- 03 Apr '05 19:12 / 1 edit

That is a function of n. For n=1, the probabilty is 1/4, and I believe as n approaches infinity, the probability approaches 1/2 (someone better at math than I will have to confirm that).*Originally posted by THUDandBLUNDER***What about if they***both*had n coins.

What would the probability be then?

Not sure what that has to do with your original problem, since the answer is always 1/2 there, regardless of n. - 04 Apr '05 01:35
Not sure what that has to do with your original problem, since the answer is always 1/2 there, regardless of n.[/b]

I don't think the problem is as easy as everyone seems to think it is. I think the answer is 1/2 only if n=0, which is why the above answers are only conditionally correct. Here's what I think it is:

if they both had n coins, then the probability of Bill getting more heads would be n/(2n+2). This is very easy to show.

So my approach is the following: consider they both throw n coins, and the probability of Bill having more heads is given above. Then consider that Bill has one more coin to throw which of course can be heads with 1/2 probability.
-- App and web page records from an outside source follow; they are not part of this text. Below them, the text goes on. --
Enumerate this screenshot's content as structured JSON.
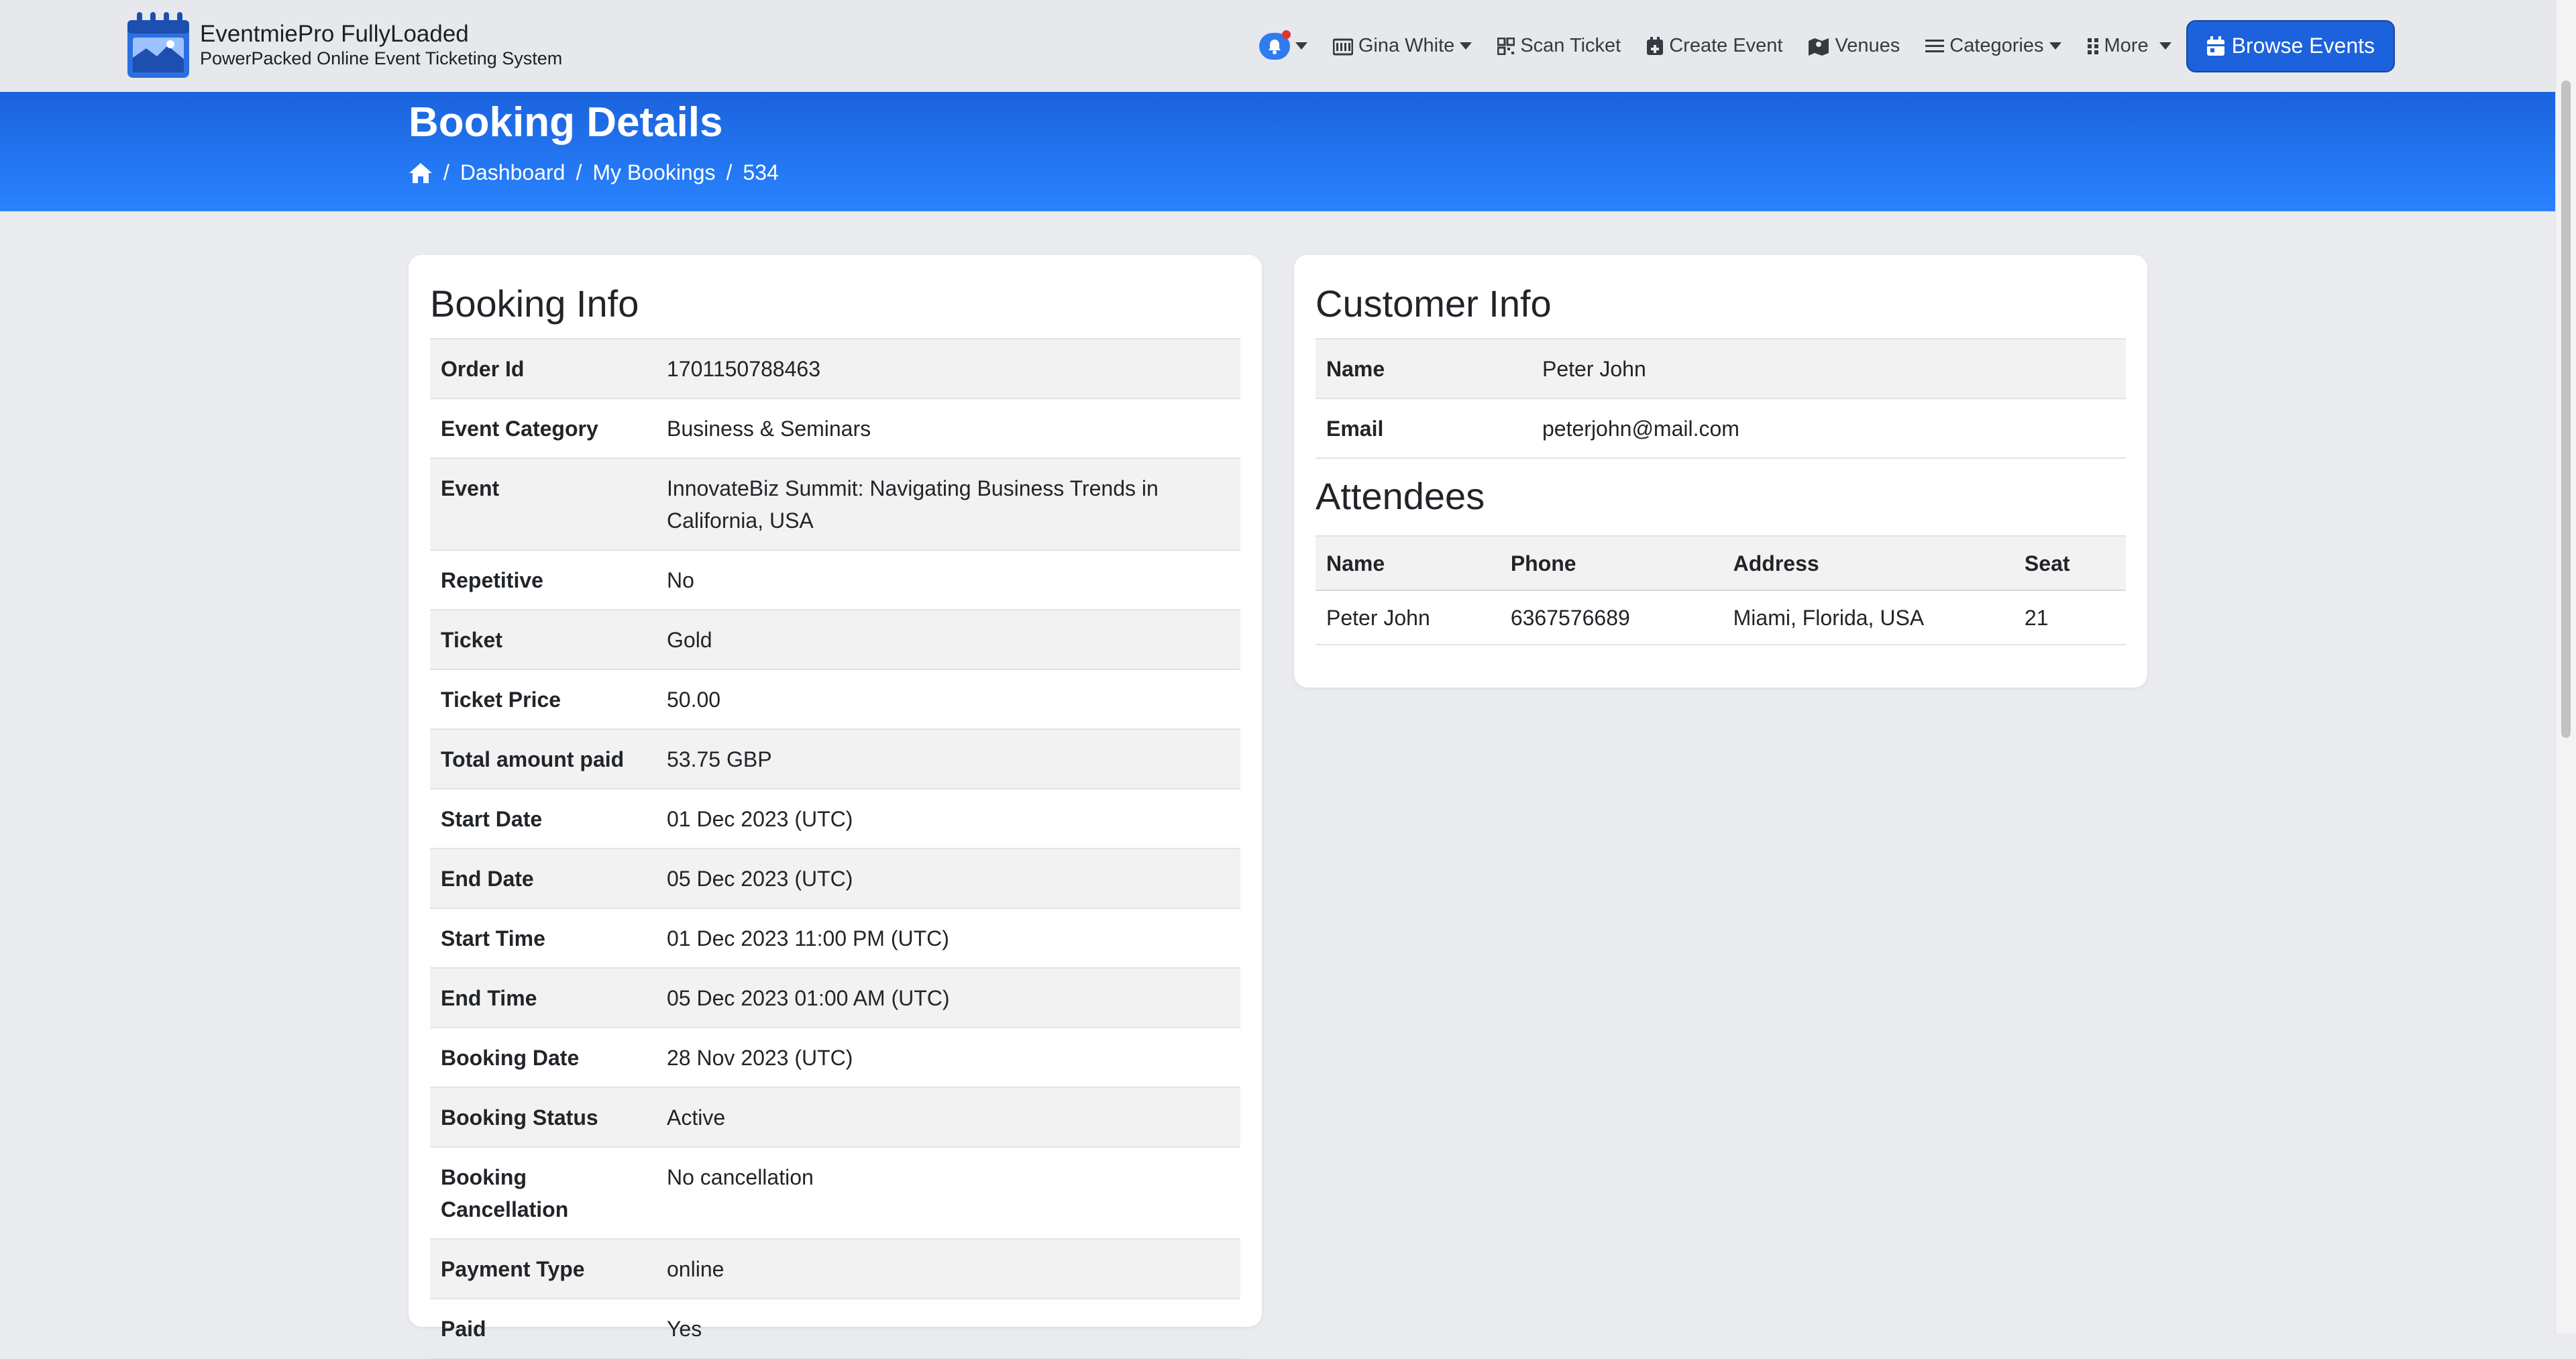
{
  "brand": {
    "title": "EventmiePro FullyLoaded",
    "subtitle": "PowerPacked Online Event Ticketing System"
  },
  "nav": {
    "user": "Gina White",
    "scan_ticket": "Scan Ticket",
    "create_event": "Create Event",
    "venues": "Venues",
    "categories": "Categories",
    "more": "More",
    "browse_events": "Browse Events"
  },
  "hero": {
    "title": "Booking Details",
    "breadcrumb": [
      "Dashboard",
      "My Bookings",
      "534"
    ]
  },
  "booking_info": {
    "title": "Booking Info",
    "rows": [
      {
        "label": "Order Id",
        "value": "1701150788463"
      },
      {
        "label": "Event Category",
        "value": "Business & Seminars"
      },
      {
        "label": "Event",
        "value": "InnovateBiz Summit: Navigating Business Trends in California, USA"
      },
      {
        "label": "Repetitive",
        "value": "No"
      },
      {
        "label": "Ticket",
        "value": "Gold"
      },
      {
        "label": "Ticket Price",
        "value": "50.00"
      },
      {
        "label": "Total amount paid",
        "value": "53.75 GBP"
      },
      {
        "label": "Start Date",
        "value": "01 Dec 2023 (UTC)"
      },
      {
        "label": "End Date",
        "value": "05 Dec 2023 (UTC)"
      },
      {
        "label": "Start Time",
        "value": "01 Dec 2023 11:00 PM (UTC)"
      },
      {
        "label": "End Time",
        "value": "05 Dec 2023 01:00 AM (UTC)"
      },
      {
        "label": "Booking Date",
        "value": "28 Nov 2023 (UTC)"
      },
      {
        "label": "Booking Status",
        "value": "Active"
      },
      {
        "label": "Booking Cancellation",
        "value": "No cancellation"
      },
      {
        "label": "Payment Type",
        "value": "online"
      },
      {
        "label": "Paid",
        "value": "Yes"
      }
    ]
  },
  "customer_info": {
    "title": "Customer Info",
    "rows": [
      {
        "label": "Name",
        "value": "Peter John"
      },
      {
        "label": "Email",
        "value": "peterjohn@mail.com"
      }
    ]
  },
  "attendees": {
    "title": "Attendees",
    "columns": [
      "Name",
      "Phone",
      "Address",
      "Seat"
    ],
    "rows": [
      [
        "Peter John",
        "6367576689",
        "Miami, Florida, USA",
        "21"
      ]
    ]
  },
  "colors": {
    "accent": "#2a83ff",
    "primary_button": "#1c62dc",
    "notification_dot": "#e0362c"
  },
  "icons": {
    "bell": "bell-icon",
    "user": "id-card-icon",
    "scan": "qr-code-icon",
    "create": "calendar-plus-icon",
    "venues": "map-icon",
    "categories": "list-icon",
    "more": "grid-dots-icon",
    "browse": "calendar-icon",
    "home": "home-icon"
  }
}
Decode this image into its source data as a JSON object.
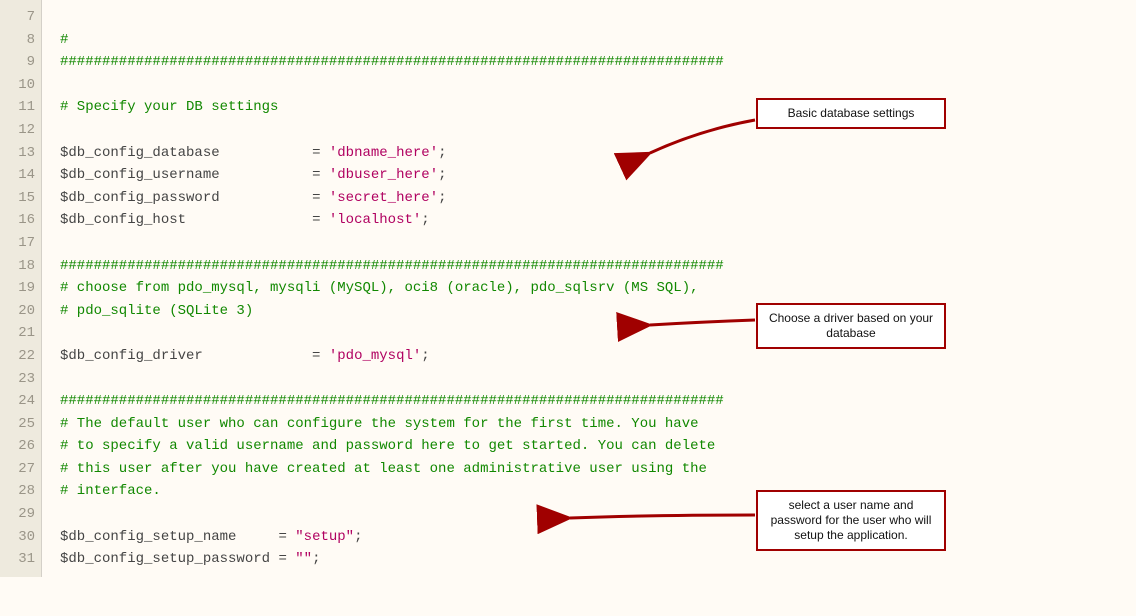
{
  "gutter": {
    "start": 7,
    "end": 31
  },
  "lines": {
    "l7": {
      "comment": "#"
    },
    "l8": {
      "comment": "###############################################################################"
    },
    "l9": {
      "blank": ""
    },
    "l10": {
      "comment": "# Specify your DB settings"
    },
    "l11": {
      "blank": ""
    },
    "l12": {
      "var": "$db_config_database",
      "pad": "           ",
      "op": "= ",
      "str": "'dbname_here'",
      "semi": ";"
    },
    "l13": {
      "var": "$db_config_username",
      "pad": "           ",
      "op": "= ",
      "str": "'dbuser_here'",
      "semi": ";"
    },
    "l14": {
      "var": "$db_config_password",
      "pad": "           ",
      "op": "= ",
      "str": "'secret_here'",
      "semi": ";"
    },
    "l15": {
      "var": "$db_config_host",
      "pad": "               ",
      "op": "= ",
      "str": "'localhost'",
      "semi": ";"
    },
    "l16": {
      "blank": ""
    },
    "l17": {
      "comment": "###############################################################################"
    },
    "l18": {
      "comment": "# choose from pdo_mysql, mysqli (MySQL), oci8 (oracle), pdo_sqlsrv (MS SQL),"
    },
    "l19": {
      "comment": "# pdo_sqlite (SQLite 3)"
    },
    "l20": {
      "blank": ""
    },
    "l21": {
      "var": "$db_config_driver",
      "pad": "             ",
      "op": "= ",
      "str": "'pdo_mysql'",
      "semi": ";"
    },
    "l22": {
      "blank": ""
    },
    "l23": {
      "comment": "###############################################################################"
    },
    "l24": {
      "comment": "# The default user who can configure the system for the first time. You have"
    },
    "l25": {
      "comment": "# to specify a valid username and password here to get started. You can delete"
    },
    "l26": {
      "comment": "# this user after you have created at least one administrative user using the"
    },
    "l27": {
      "comment": "# interface."
    },
    "l28": {
      "blank": ""
    },
    "l29": {
      "var": "$db_config_setup_name",
      "pad": "     ",
      "op": "= ",
      "str": "\"setup\"",
      "semi": ";"
    },
    "l30": {
      "var": "$db_config_setup_password",
      "pad": " ",
      "op": "= ",
      "str": "\"\"",
      "semi": ";"
    },
    "l31": {
      "blank": ""
    }
  },
  "callouts": {
    "db": {
      "text": "Basic database settings"
    },
    "driver": {
      "text": "Choose a driver based on your database"
    },
    "setup": {
      "text": "select a user name and password for the user who will setup the application."
    }
  }
}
Then the overall probability that Bill gets more heads should simply be a weighted average of these probabilities:

(n(n/2n+2) + 1/2)/(n+1).

This only equals 1/2 for n=0, which makes sense. for all other possibilities, it depends on n.

THUD, is this right? - 04 Apr '05 02:12

Actually, Bowmann was right for n+1 coins but he gave no reasoning.*Originally posted by davegage*

if they both had n coins, then the probability of Bill getting more heads would be n/(2n+2). This is very easy to show.

THUD, is this right?

When they both have n coins the calculation is a bit more complicated. - 04 Apr '05 02:57yeah, after i look at it, Bowmann is right: the answer is 1/2 regardless of n.

the n/(2n+2) is right for n coins each, but i don't think i can take the weighted average like i did.

the proof that the answer to the original question is 1/2 is straightforward now that i think about it:

bill has n+1 coins, ben has n:

consider that ben has gotten i heads (i = 0,1,2,3,...,n). Then Bill has gotten j heads (j = 0,1,2,...,n+1). Then there are clearly (n+1)(n+2) possibilities (you have to include the zero). But the number of times that Bill has more heads than Ben is only given by SUMMATION(from i=1 to i=n+1) of i. this is equal to (1/2)(n+1)(n+2) (this is easy to show by simple number theory). then the probability we are looking for is (1/2)(n+1)(n+2)/((n+1)(n+2)) = 1/2.

that was probably clear as mud, but it works out...little hard to generalize in clear terms.

good problem.